%%
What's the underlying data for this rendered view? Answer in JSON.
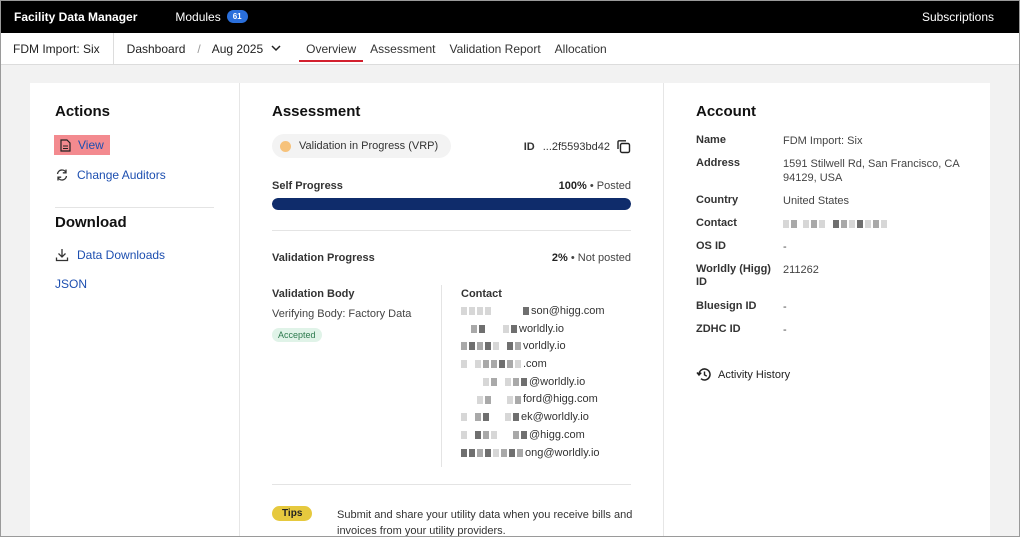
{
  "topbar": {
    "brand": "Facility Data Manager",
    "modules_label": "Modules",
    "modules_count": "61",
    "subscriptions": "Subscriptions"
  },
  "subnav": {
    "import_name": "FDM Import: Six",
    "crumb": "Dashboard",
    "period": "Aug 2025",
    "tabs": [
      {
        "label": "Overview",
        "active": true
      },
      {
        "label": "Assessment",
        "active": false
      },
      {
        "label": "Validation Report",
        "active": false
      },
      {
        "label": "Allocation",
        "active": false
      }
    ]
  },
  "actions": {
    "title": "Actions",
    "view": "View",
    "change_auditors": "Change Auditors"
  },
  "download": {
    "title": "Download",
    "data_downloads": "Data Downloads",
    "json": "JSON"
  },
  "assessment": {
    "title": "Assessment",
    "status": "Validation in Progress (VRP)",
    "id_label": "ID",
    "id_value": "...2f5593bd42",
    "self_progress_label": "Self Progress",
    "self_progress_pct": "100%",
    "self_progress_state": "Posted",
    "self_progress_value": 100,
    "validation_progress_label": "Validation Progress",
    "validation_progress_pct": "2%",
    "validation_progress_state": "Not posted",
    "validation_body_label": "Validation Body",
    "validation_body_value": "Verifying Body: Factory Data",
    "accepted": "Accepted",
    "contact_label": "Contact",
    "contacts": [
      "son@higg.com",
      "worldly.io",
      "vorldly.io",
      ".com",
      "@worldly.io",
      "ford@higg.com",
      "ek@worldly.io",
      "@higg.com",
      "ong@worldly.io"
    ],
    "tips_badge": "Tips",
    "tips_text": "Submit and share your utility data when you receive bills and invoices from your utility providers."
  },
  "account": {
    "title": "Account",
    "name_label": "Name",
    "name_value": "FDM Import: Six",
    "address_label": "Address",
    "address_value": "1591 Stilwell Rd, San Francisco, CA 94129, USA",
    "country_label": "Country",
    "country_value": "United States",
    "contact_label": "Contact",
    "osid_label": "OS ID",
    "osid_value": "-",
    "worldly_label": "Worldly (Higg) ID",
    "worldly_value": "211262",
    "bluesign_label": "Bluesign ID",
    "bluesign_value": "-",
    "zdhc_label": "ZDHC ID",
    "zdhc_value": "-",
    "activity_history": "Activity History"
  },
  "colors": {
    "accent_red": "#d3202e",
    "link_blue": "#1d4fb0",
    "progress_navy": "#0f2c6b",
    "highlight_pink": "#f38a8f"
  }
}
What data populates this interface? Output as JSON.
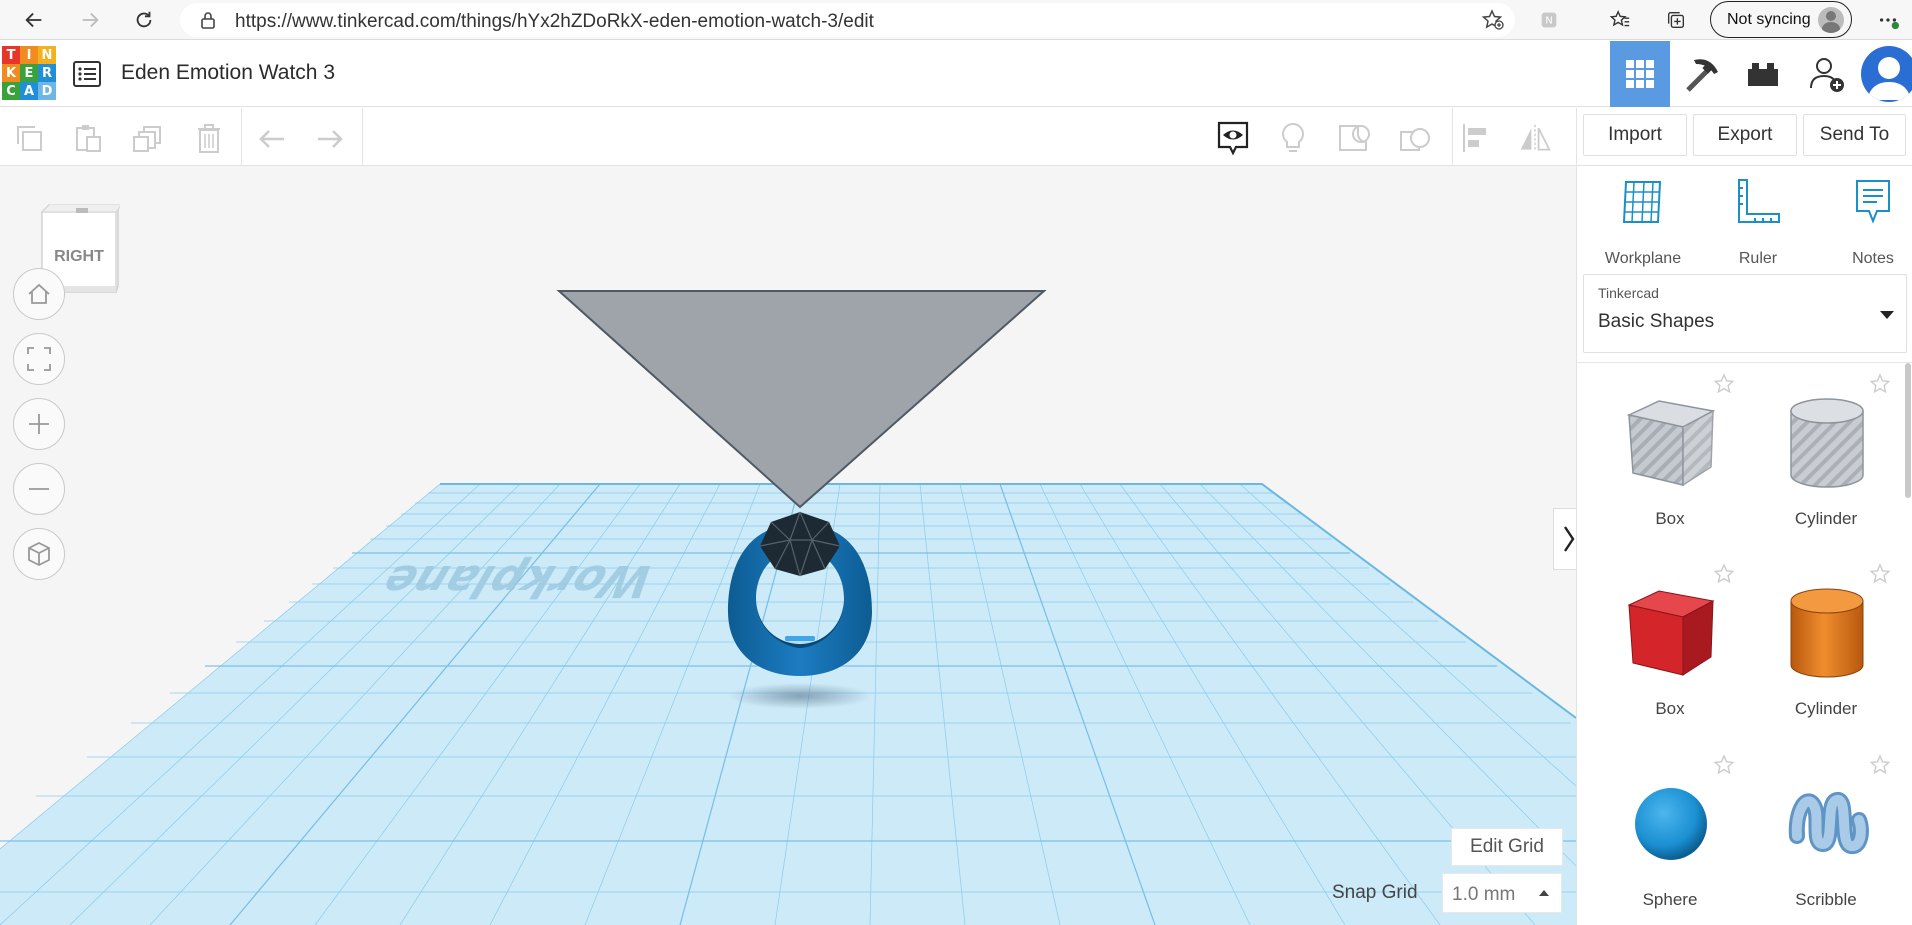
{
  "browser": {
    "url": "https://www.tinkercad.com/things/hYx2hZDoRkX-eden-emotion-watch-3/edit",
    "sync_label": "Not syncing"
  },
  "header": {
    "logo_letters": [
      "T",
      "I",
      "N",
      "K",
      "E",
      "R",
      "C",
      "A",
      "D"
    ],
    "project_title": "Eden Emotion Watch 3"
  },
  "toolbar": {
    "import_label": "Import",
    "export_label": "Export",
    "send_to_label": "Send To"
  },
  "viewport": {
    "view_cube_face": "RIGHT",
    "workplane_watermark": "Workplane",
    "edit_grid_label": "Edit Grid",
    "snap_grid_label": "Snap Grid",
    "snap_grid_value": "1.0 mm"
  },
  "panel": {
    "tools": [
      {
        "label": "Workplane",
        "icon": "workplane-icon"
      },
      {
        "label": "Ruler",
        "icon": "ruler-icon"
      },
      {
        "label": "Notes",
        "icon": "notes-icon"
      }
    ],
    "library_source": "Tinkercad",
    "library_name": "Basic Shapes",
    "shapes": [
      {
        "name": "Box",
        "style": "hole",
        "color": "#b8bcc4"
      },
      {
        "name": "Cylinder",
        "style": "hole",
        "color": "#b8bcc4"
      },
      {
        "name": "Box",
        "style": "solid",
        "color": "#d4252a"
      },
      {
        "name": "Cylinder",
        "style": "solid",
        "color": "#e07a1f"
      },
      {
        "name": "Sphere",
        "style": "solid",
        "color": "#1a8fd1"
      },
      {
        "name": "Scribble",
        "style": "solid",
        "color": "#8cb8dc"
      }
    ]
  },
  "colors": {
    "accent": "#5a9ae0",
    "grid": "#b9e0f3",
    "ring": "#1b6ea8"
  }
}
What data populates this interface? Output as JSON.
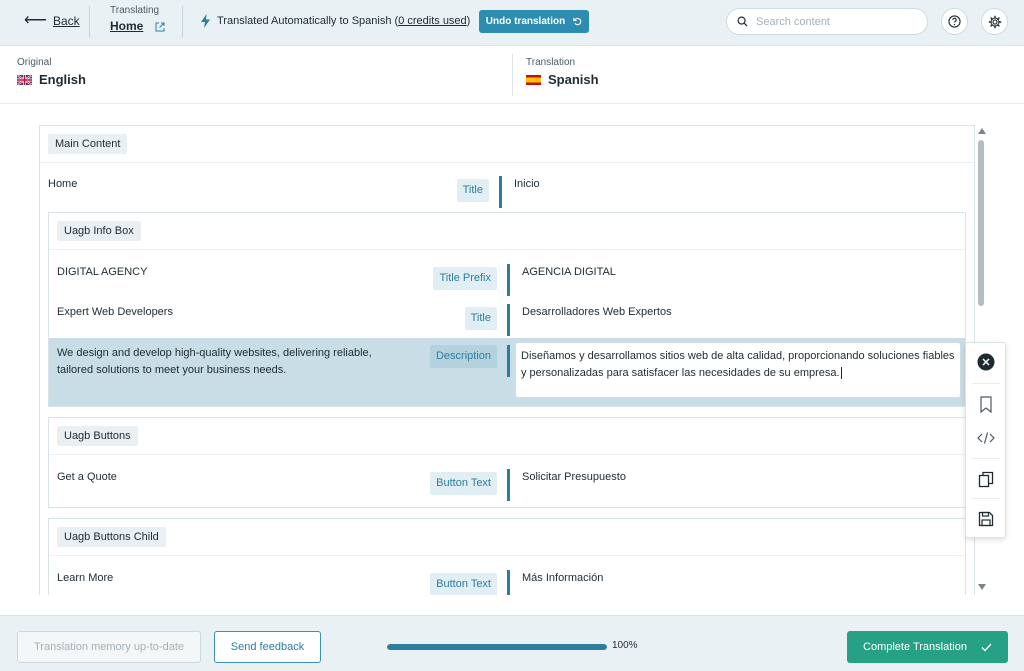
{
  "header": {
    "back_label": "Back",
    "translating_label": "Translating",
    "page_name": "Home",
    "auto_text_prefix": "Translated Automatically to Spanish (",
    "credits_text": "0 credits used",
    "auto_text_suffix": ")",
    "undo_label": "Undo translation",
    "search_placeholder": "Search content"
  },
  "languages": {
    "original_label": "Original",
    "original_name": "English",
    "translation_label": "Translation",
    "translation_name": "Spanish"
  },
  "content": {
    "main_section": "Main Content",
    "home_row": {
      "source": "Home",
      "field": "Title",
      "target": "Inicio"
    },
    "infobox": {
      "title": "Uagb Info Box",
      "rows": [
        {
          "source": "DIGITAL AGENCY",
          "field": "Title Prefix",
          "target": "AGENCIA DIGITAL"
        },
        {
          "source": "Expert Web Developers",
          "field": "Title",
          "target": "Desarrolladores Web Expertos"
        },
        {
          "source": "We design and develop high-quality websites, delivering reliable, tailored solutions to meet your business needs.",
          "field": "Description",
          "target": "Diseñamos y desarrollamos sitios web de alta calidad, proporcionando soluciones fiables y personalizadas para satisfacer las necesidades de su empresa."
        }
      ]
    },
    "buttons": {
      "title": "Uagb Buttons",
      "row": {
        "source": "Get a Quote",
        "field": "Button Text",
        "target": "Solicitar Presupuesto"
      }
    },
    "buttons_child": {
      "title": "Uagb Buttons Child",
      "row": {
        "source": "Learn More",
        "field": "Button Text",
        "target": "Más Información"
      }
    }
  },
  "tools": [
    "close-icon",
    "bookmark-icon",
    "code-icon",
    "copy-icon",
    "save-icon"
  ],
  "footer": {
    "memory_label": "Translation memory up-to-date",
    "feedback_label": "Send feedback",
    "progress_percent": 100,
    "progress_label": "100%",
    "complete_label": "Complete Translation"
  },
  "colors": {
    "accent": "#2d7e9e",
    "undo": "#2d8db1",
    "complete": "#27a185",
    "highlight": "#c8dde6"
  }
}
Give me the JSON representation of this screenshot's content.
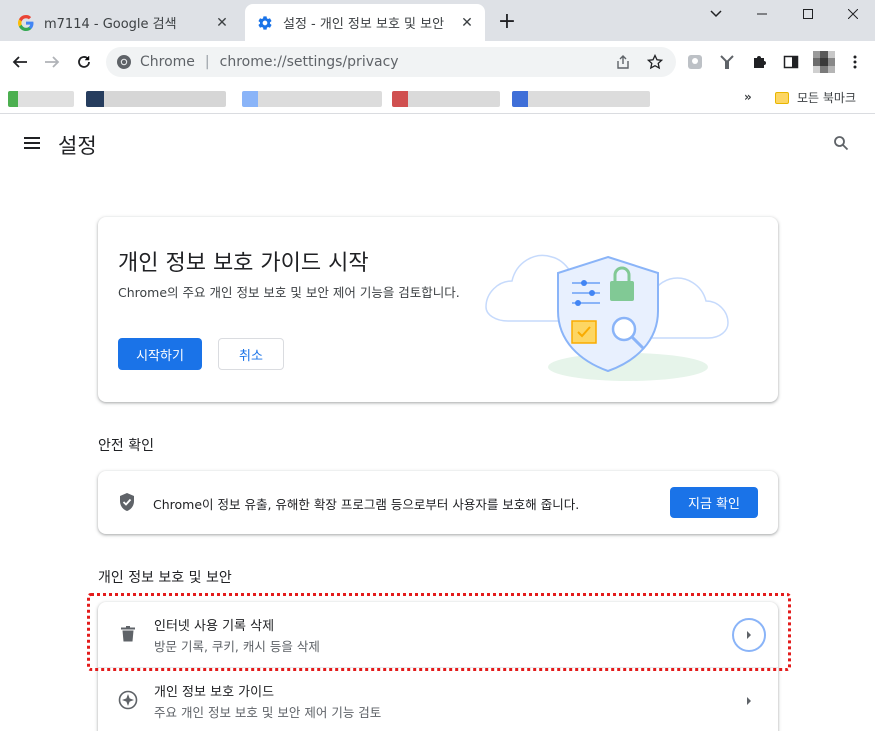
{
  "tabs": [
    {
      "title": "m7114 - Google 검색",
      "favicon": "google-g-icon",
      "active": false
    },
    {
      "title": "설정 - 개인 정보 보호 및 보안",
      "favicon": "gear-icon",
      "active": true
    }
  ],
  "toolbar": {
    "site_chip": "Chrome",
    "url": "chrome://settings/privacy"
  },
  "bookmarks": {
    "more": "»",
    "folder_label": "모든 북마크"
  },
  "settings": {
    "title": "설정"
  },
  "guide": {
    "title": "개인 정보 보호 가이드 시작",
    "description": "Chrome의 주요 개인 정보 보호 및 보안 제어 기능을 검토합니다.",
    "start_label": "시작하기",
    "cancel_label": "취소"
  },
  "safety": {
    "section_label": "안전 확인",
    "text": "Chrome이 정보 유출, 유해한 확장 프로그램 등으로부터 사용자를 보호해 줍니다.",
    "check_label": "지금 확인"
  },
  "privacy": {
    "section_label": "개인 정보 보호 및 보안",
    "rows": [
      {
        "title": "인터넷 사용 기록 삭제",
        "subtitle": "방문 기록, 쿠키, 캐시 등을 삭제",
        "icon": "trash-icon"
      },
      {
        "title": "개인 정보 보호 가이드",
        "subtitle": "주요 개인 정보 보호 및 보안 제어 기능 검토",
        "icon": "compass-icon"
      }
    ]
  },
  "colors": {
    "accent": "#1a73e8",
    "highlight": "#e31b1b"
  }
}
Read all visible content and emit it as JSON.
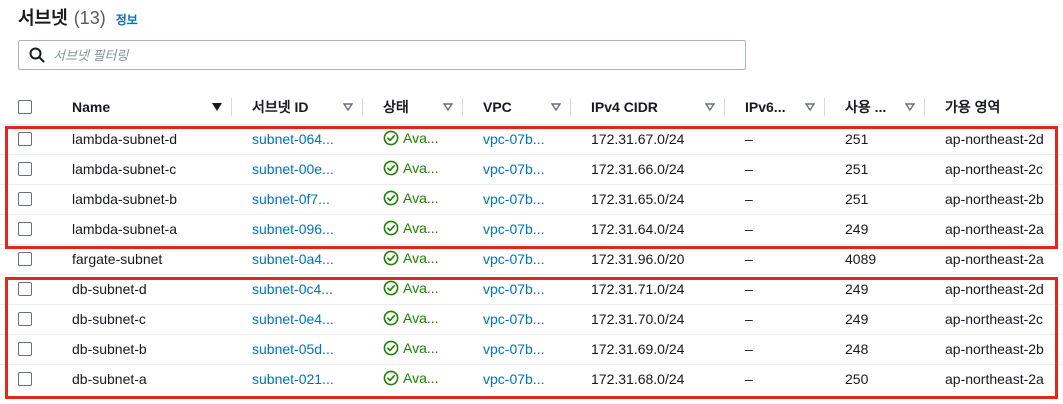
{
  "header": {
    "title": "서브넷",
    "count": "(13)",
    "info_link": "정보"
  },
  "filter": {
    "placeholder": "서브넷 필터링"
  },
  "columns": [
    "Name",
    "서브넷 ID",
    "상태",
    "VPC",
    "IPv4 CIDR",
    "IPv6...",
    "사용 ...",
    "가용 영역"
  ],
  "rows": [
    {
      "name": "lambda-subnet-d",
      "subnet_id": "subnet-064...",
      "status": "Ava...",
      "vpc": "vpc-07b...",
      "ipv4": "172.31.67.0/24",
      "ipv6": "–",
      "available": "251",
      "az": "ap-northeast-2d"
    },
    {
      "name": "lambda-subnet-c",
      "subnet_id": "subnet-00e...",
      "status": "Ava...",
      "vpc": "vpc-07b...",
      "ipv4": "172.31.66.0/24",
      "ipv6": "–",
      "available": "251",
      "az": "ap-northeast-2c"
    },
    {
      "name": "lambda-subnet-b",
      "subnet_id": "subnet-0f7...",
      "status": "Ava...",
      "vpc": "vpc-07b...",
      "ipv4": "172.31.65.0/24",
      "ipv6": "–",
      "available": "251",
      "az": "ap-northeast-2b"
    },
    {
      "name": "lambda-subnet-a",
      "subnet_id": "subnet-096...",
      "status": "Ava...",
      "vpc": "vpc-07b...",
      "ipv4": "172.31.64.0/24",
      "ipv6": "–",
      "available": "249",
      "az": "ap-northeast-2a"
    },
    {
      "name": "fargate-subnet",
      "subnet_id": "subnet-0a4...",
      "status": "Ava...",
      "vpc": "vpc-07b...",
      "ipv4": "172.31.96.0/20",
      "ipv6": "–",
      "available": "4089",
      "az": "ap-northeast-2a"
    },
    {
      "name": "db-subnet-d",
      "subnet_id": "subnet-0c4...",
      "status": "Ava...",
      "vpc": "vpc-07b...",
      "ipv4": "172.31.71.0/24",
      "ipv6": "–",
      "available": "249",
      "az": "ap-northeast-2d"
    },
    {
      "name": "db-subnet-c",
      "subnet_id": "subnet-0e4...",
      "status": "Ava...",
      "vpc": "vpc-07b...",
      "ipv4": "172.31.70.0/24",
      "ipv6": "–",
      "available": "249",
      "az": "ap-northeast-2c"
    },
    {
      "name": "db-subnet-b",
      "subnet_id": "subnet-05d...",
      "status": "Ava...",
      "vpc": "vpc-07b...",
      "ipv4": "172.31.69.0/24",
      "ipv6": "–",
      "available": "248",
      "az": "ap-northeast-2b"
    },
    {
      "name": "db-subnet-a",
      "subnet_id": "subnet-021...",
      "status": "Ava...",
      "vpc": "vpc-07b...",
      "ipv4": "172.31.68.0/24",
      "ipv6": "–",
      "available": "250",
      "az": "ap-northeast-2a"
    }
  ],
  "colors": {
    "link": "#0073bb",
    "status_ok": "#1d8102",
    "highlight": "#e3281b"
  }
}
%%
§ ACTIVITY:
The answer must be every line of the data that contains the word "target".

§ EXERCISE RESPONSE:
      "target": "Inicio"
          "target": "AGENCIA DIGITAL"
          "target": "Desarrolladores Web Expertos"
          "target": "Diseñamos y desarrollamos sitios web de alta calidad, proporcionando soluciones fiables y personalizadas para satisfacer las necesidades de su empresa."
        "target": "Solicitar Presupuesto"
        "target": "Más Información"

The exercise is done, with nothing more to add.